::: GIVEN ENTRIES
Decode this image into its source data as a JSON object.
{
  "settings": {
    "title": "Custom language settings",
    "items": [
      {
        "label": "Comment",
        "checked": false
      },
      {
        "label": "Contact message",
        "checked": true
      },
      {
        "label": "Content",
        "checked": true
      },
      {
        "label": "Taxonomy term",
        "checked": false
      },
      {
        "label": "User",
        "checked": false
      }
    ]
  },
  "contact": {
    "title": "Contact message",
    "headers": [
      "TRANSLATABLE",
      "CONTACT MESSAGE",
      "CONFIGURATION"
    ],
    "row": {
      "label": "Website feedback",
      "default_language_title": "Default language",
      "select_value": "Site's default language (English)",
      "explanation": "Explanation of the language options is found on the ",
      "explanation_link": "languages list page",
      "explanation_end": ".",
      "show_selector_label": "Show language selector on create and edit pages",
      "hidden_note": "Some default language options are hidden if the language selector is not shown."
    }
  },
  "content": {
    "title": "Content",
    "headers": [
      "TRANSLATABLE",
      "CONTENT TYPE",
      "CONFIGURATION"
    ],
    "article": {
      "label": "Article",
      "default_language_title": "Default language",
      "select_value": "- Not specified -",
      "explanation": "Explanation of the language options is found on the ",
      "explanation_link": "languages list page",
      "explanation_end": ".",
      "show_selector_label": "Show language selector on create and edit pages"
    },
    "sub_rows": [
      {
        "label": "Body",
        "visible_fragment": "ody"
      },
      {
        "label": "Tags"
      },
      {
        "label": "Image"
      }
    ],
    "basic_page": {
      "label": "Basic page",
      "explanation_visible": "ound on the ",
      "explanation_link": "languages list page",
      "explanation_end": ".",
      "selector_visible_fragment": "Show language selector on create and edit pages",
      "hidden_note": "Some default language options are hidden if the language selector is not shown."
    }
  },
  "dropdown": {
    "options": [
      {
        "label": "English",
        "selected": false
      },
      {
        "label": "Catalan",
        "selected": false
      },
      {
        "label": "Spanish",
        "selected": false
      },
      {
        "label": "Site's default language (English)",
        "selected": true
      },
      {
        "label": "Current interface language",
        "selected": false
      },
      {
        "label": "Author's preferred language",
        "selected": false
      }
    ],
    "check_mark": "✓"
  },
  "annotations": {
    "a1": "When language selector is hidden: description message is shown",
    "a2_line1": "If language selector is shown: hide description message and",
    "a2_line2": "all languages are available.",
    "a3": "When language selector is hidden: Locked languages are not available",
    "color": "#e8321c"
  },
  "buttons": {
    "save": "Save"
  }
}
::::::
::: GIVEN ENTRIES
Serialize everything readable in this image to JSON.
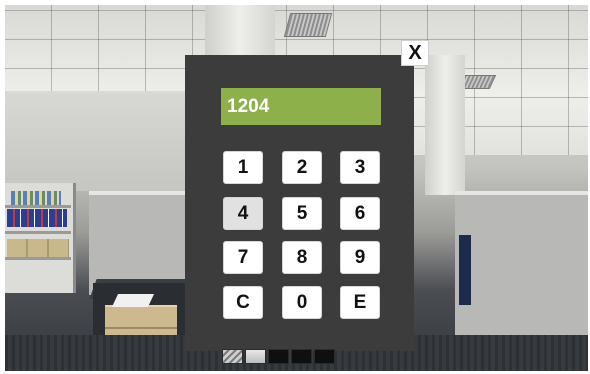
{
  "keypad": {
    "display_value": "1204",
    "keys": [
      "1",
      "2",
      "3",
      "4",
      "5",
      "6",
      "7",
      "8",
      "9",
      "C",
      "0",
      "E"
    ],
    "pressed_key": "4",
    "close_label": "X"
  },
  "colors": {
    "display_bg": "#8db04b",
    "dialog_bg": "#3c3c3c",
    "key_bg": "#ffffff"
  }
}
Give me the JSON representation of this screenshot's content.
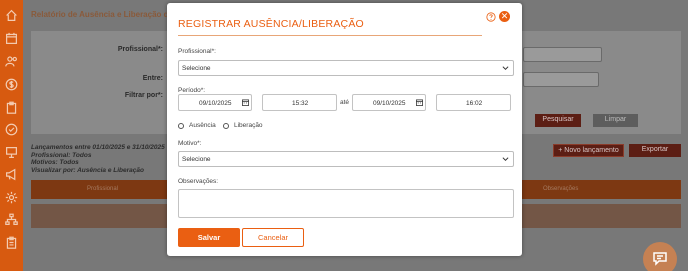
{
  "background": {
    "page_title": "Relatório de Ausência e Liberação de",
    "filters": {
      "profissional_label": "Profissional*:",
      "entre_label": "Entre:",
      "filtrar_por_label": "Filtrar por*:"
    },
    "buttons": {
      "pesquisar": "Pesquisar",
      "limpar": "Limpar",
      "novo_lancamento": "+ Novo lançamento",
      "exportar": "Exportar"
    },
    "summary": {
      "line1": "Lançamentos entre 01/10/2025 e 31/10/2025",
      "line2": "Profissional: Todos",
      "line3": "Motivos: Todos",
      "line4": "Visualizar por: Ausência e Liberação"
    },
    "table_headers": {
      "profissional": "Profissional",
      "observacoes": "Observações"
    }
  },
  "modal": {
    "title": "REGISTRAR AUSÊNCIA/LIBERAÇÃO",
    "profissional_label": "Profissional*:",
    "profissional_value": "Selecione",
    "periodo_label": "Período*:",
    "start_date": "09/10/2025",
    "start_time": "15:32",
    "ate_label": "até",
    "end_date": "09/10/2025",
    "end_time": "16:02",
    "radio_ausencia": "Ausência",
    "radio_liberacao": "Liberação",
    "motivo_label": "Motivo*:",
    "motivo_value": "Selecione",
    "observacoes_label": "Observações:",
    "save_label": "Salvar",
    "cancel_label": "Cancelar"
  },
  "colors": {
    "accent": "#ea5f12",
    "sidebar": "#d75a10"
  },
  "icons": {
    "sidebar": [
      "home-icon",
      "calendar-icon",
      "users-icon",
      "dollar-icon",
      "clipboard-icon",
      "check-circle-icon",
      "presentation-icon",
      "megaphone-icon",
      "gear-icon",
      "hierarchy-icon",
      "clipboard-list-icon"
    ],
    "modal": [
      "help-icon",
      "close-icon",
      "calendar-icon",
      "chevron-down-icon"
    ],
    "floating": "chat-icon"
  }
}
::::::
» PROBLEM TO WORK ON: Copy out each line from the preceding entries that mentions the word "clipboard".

» OUTPUT OF THE TASK:
      "clipboard-icon",
      "clipboard-list-icon"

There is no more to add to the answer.